The subtitle of this article is ‘Why can’t scholars write more clearly?’ The author has pointed out some reasons already, but I should like to add a few more. a) Most people are not taught these days that it is important to write well, nor what good writing means, b) a lot of language teachers are themselves confused, and imagine that jargon, prolixity and opaqueness are actually marks of ‘good-’, meaning learned writing (the disease starts being spread in high school, I have discovered), c) a lot of people in academia secretly know that what they are writing, expressed in plain English, would be little more than blah, so they are desperate to cover it up (‘If you cannot convince, confuse’!), d) In the world outside academia, there is a kind of negative snobbery at work here, assisted by vastness of numbers – I am proud of the fact that I cannot write good English (or Hindi or Mandarin or French for that matter), since that puts me on par with my friends on Facebook, and we are the world, aren’t we? e) Most engineer-turned-MBA types understand little more by communication beyond quarrelling with spouses, haggling with shopkeepers and displaying charts, maps, tables and diagrams on Powerpoint, for which you really do not need more than elementary-school language skills anyway (most of these types find reading P.G. Wodehouse too challenging, think Richard Dawkins is an intellectual, and would break their teeth on Bertrand Russell…)

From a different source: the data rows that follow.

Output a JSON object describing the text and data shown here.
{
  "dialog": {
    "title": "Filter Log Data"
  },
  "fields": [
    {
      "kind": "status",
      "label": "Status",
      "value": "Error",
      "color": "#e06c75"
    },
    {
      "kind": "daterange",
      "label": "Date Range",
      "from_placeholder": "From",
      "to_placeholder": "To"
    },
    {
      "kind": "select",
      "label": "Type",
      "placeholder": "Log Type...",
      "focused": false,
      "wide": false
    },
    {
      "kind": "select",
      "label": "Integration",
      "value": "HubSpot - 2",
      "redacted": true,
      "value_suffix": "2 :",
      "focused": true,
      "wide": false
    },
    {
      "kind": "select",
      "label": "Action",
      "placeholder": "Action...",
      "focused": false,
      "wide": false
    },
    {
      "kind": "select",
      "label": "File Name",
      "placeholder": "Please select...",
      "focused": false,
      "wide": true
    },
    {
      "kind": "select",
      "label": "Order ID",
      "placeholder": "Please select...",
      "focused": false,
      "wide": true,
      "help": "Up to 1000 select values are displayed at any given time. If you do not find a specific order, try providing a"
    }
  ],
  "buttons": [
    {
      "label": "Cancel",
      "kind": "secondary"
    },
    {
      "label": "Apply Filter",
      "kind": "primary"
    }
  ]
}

When it comes to Caliban proper, that’s another story. I have taught The Tempest, so I know a little better than the average man what this writer is talking about, and I must confess I am in two minds. Prospero did disdain Caliban from the beginning, and used him like a slave: his hatred and contempt might have intensified after Caliban tried to rape his daughter, but maybe the post colonialist scholars are right, C was just trying to pay him back in the only coin he knew. How much P really exerted himself to make C a better human being remains an open question: we have only his word for it. Besides, Shakespeare, true to his style, has put at least one passage in C’s mouth that hints at a strong stirring of a poetic soul in him, which justifies the suspicion that he is more sinned against than sinning. But the lines in question, ‘You taught me language, and my only profit on’t is/ I know how to curse’, has a peculiarly poignant ring for those of us who have been teaching language all our lives. I have known far too many Calibans myself, alas, ones unredeemed by any hint of having human souls. Truly, they have little use for language except to curse everyone they should be respectful and grateful to. I am sure I am not the only one at whom they spit upwards whenever they feel particularly unhappy with their lives. I wish Shakespeare could have met some of them, for I’d have loved to savour whatever he might have said about these monsters (this and this are links to two related posts I wrote some time ago).